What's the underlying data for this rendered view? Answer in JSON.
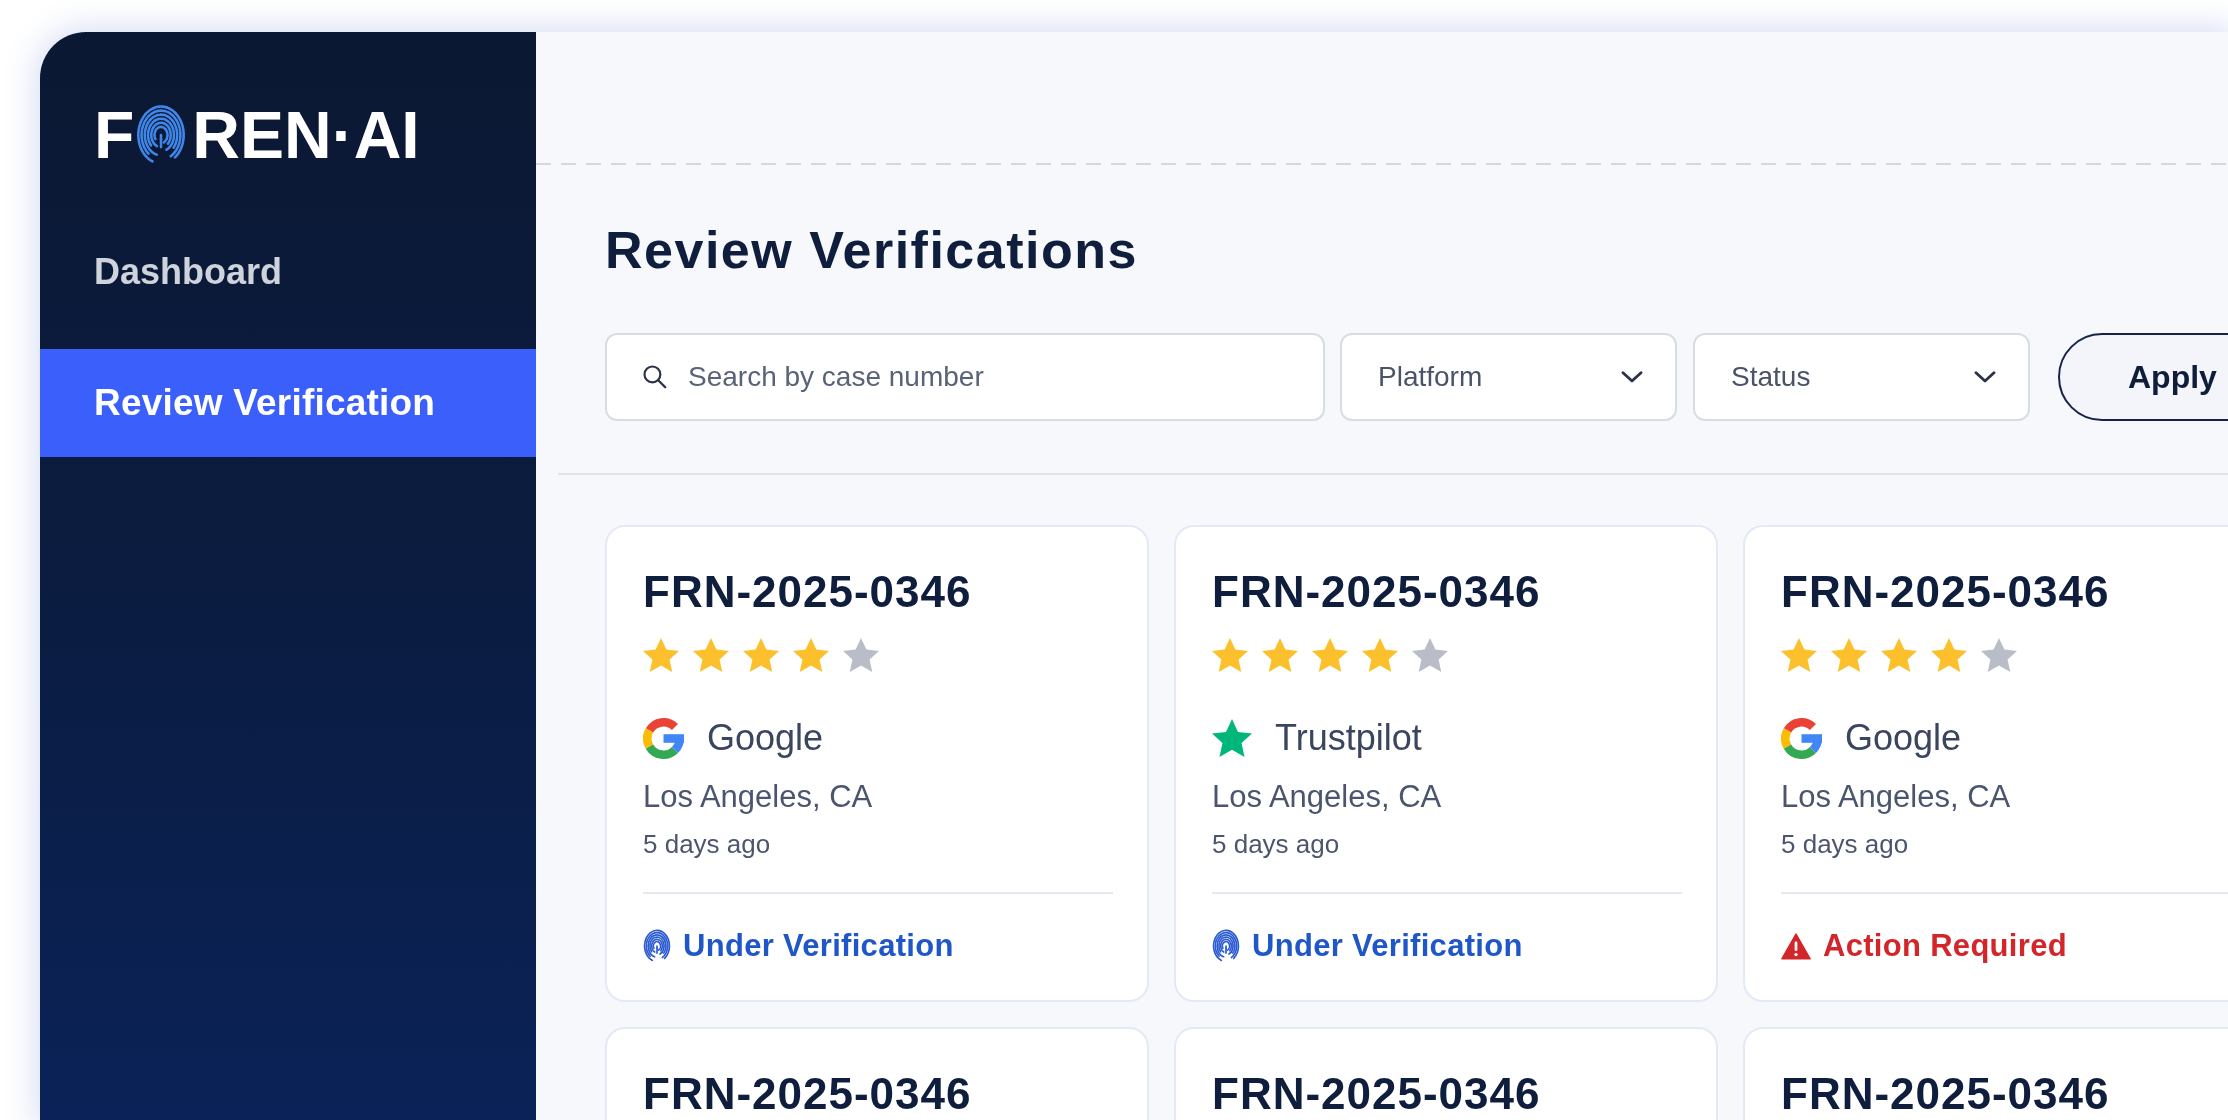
{
  "sidebar": {
    "logo": {
      "text_before_icon": "F",
      "text_after_icon": "REN·AI"
    },
    "items": [
      {
        "label": "Dashboard",
        "selected": false
      },
      {
        "label": "Review Verification",
        "selected": true
      }
    ]
  },
  "page": {
    "title": "Review Verifications"
  },
  "filters": {
    "search": {
      "placeholder": "Search by case number"
    },
    "dropdowns": [
      {
        "label": "Platform"
      },
      {
        "label": "Status"
      }
    ],
    "apply_button": {
      "label": "Apply"
    }
  },
  "cards": [
    {
      "case": "FRN-2025-0346",
      "stars": 4,
      "platform": {
        "kind": "google",
        "name": "Google"
      },
      "location": "Los Angeles, CA",
      "time": "5 days ago",
      "status": {
        "kind": "verification",
        "label": "Under Verification"
      }
    },
    {
      "case": "FRN-2025-0346",
      "stars": 4,
      "platform": {
        "kind": "trustpilot",
        "name": "Trustpilot"
      },
      "location": "Los Angeles, CA",
      "time": "5 days ago",
      "status": {
        "kind": "verification",
        "label": "Under Verification"
      }
    },
    {
      "case": "FRN-2025-0346",
      "stars": 4,
      "platform": {
        "kind": "google",
        "name": "Google"
      },
      "location": "Los Angeles, CA",
      "time": "5 days ago",
      "status": {
        "kind": "alert",
        "label": "Action Required"
      }
    },
    {
      "case": "FRN-2025-0346"
    },
    {
      "case": "FRN-2025-0346"
    },
    {
      "case": "FRN-2025-0346"
    }
  ]
}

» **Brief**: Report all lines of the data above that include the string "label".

» **Solution**:
        "label": "Dashboard",
        "label": "Review Verification",
        "label": "Platform"
        "label": "Status"
      "label": "Apply"
        "label": "Under Verification"
        "label": "Under Verification"
        "label": "Action Required"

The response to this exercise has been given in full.